• Problem statement: Look for the word "true" in the entries and copy every line where it shows up.

• Exercise inputs:
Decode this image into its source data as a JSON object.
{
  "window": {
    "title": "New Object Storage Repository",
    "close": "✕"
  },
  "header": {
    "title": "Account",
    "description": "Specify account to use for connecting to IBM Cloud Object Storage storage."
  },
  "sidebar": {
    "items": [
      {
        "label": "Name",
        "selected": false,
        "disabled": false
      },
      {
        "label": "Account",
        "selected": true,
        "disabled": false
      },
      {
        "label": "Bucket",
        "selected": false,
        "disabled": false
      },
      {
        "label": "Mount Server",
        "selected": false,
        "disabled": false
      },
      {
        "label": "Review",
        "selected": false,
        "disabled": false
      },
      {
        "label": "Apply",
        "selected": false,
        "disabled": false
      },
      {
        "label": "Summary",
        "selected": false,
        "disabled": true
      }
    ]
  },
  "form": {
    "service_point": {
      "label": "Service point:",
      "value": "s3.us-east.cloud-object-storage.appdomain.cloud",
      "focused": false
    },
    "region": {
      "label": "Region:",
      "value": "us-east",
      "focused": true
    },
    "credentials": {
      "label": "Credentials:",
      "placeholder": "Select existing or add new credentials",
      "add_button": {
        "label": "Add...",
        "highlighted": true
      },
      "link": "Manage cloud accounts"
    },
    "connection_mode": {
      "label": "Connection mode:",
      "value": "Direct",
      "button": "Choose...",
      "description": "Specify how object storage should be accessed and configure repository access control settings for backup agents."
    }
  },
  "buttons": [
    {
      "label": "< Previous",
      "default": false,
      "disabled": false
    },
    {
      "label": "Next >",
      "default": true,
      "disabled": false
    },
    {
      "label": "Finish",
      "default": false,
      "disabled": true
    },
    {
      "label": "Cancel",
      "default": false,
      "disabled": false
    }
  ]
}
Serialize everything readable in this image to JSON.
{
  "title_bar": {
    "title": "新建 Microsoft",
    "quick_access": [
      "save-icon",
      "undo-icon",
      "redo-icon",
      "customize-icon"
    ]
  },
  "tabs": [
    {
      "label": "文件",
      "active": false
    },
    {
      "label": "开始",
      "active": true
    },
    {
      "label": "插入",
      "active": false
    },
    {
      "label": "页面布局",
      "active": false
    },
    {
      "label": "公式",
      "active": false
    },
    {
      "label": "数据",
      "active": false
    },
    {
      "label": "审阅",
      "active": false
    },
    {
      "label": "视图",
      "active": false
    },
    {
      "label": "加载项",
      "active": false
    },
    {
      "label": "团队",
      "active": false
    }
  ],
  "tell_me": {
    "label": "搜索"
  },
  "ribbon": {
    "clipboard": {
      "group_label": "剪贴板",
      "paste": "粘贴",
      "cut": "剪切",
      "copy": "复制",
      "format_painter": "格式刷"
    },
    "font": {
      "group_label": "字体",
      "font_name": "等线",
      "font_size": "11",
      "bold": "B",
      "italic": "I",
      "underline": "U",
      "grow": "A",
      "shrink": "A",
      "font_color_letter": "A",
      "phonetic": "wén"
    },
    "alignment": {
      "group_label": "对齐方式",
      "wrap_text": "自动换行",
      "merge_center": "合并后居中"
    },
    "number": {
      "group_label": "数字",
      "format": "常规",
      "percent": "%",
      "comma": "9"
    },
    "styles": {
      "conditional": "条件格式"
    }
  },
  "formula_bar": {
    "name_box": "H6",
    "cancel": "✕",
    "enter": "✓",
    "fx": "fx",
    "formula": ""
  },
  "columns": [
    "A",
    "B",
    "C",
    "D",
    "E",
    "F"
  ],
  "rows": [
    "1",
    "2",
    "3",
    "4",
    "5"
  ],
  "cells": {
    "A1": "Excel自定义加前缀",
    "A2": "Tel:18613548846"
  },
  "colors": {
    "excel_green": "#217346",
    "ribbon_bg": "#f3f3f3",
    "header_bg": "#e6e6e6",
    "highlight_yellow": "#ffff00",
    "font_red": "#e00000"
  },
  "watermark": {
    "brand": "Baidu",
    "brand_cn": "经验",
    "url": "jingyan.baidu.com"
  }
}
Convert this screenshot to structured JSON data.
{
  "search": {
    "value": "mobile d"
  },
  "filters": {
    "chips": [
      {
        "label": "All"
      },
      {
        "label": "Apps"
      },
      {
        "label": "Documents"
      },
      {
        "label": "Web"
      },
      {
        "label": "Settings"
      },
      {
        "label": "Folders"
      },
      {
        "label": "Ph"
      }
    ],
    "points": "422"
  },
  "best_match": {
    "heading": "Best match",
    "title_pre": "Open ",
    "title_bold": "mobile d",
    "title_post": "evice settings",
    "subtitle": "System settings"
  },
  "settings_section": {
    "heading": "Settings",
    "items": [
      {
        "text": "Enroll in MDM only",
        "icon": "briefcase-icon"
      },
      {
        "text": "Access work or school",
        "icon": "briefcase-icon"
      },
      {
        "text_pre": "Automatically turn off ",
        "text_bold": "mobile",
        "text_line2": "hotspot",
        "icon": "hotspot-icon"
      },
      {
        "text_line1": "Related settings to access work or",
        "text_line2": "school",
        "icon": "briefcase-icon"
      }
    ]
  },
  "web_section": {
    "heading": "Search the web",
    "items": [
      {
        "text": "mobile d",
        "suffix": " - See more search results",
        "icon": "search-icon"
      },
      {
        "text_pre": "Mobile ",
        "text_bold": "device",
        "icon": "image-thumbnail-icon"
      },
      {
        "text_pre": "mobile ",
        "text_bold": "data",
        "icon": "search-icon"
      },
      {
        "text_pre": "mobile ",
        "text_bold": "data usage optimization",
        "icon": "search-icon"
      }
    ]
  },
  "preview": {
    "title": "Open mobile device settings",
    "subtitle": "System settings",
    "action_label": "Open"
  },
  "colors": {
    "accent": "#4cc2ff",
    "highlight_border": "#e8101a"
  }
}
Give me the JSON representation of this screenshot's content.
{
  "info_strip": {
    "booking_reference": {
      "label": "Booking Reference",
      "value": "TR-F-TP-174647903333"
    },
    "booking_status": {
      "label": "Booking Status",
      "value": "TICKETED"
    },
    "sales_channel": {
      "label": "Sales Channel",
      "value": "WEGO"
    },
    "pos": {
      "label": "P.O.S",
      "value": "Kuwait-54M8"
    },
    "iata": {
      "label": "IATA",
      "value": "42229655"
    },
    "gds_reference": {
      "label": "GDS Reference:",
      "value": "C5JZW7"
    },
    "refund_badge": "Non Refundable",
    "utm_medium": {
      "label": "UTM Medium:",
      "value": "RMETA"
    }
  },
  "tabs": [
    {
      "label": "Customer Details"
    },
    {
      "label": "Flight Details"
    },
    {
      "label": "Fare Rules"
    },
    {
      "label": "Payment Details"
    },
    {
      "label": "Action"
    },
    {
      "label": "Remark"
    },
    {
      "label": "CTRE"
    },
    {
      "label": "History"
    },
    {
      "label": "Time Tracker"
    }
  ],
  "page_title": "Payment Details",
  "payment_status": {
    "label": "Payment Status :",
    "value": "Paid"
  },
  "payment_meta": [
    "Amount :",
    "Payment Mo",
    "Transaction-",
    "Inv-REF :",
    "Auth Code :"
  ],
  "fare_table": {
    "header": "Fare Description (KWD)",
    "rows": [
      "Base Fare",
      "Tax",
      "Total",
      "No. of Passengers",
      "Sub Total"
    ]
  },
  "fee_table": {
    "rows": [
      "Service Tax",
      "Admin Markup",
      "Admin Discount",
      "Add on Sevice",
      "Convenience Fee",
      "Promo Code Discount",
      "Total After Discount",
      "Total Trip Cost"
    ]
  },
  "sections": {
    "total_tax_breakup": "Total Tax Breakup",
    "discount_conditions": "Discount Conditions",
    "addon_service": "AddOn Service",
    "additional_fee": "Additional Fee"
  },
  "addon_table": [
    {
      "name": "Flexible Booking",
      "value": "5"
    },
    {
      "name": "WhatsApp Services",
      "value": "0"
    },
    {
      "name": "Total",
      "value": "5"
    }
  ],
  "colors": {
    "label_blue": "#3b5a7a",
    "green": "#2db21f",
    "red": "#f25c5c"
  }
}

• Answer to this task:
        "selected": true,
        "disabled": true
      "focused": true
        "highlighted": true
      "default": true,
      "disabled": true
      "active": true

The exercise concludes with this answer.